* You've done well to identify McQueen's strengths in Enemy, a movie that reveals McQueen didn't have to be quite so narrow. Alas, that's one of just three McQueen films I didn't have time to review prior to the blog-a-thon, and my memory of it is somewhat faint. But your description matches it. Nice job.

* However, it has been my theory that actors do choose roles as some sort of wish-fulfillment.

That could be possible. Another option, I think, is fear. I re-read the biography Steve McQueen: Portrait of an American Rebel, and I think it's James Coburn who says that you didn't want to take McQueen to a football game because he would be worried the guys in the huddle were talking about him. He was paranoid. His really was a rags to riches story, and I think he lived in constant fear that it would all disappear. He was also a noted cheapskate, and so it only makes sense that he was frequently drawn to those big-ticket movie roles (he wanted to get paid), which tend to be less nuanced in the first place. And then there was his lack of education, which made dialogue difficult for him, and so he cut it almost whenever he could.

I think the wish fulfillment factor with McQueen was less about wanting to be this cool -- because homeboy was part of the reason these guys were so cool (imagine another actor in the role of Bullitt and he's entirely different). But as he had success doing less, I think he kept chasing that, assuming that he could keep cutting, keep minimizing and have it work. He believed this right on through Le Mans, when he went too far, and then he started to loosen up again.

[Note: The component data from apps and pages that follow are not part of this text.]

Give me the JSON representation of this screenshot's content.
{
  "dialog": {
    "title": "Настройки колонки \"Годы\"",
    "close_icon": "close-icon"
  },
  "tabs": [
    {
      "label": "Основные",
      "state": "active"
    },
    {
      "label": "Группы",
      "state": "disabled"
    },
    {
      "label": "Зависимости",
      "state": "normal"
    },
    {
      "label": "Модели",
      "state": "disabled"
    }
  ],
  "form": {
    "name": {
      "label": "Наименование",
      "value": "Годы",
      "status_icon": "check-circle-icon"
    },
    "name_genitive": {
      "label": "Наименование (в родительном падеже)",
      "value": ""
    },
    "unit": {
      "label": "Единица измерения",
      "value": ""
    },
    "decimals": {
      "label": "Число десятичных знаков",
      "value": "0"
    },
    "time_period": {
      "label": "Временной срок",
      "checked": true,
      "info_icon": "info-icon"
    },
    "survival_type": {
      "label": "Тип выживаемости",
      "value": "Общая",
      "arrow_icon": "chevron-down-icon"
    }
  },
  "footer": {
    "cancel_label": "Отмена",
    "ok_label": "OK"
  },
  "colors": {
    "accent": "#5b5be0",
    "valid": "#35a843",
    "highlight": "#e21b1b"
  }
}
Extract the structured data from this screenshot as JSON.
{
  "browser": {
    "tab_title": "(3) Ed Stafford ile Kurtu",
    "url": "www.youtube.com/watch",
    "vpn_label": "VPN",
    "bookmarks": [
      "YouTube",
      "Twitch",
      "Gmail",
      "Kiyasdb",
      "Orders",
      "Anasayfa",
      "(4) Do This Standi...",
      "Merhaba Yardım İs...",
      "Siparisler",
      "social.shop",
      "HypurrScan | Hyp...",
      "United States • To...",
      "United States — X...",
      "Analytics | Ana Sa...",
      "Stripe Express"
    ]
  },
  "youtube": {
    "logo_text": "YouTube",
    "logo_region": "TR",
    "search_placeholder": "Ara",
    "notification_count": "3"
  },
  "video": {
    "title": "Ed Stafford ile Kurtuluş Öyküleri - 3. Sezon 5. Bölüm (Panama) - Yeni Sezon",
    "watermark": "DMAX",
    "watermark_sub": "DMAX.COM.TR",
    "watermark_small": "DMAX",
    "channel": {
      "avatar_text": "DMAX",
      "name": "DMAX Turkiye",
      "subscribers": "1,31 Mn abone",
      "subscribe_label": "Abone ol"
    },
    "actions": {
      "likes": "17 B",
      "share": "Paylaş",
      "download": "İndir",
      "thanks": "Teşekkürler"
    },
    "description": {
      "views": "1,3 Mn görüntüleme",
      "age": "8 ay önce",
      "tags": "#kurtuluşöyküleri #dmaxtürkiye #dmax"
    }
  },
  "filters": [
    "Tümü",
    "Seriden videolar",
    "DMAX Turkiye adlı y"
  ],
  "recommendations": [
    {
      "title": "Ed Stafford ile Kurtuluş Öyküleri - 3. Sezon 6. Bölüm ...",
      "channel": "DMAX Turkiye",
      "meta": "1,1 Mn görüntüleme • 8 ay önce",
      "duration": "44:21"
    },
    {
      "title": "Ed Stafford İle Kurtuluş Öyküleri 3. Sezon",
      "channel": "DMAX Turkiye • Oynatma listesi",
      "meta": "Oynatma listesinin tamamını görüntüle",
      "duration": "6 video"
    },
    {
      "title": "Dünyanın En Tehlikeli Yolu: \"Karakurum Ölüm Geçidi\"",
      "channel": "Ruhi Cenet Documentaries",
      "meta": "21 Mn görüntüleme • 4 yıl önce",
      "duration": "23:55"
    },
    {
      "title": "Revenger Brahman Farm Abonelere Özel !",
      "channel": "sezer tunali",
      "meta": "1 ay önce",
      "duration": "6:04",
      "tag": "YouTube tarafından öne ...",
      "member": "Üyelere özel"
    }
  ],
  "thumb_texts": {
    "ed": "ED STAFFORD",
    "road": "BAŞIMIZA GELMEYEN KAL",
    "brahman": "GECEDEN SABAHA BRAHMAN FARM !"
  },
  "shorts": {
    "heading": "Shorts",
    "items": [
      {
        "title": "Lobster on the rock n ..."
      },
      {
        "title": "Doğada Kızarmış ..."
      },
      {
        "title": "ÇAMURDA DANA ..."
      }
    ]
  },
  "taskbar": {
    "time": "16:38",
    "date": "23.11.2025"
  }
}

I will say this, though: There aren't many McQueen roles that I can look at and say, "You know, if they would have put Paul Newman there (a peer with far greater range and emotional complexity), that character would have worked." Again, I'm sure McQueen had a part in the narrowness of his performances. But was he ever given a great character? Not exactly.

Excite for Part 2!

Hokahey said...

Another great analysis of McQueen's persona. Well done. Yes, McQueen brings great presence to a flimsy script in Bullitt.

Jason makes an apt comparison with Heat. I've always wondered if Mann thought of Bullitt when he staged his own pursuit-through-the-airport sequence.

I see more conflict and depth in McQueen's role as Jake Holman as he grows more and more disillusioned with the military and disgusted with his participation in violence.

Steven Santos said...

Thanks, Jason and Hokahey, for the comments.


I was referring to Mann's film which I think exists like "Bullitt" mostly for producing its own vibe. I wouldn't be surprised if Mann devoted a scene to his protagonists buying tv dinners! Like Hokahey, "Heat" was the first movie I thought of during that airport chase.

Also, you are certainly right that fear played a big part in McQueen's choices, as it probably does for any star of that caliber. To his credit, even in his most obvious paycheck roles, he injects a certain human quality to stock characters that almost makes you forget that he's coasting a bit.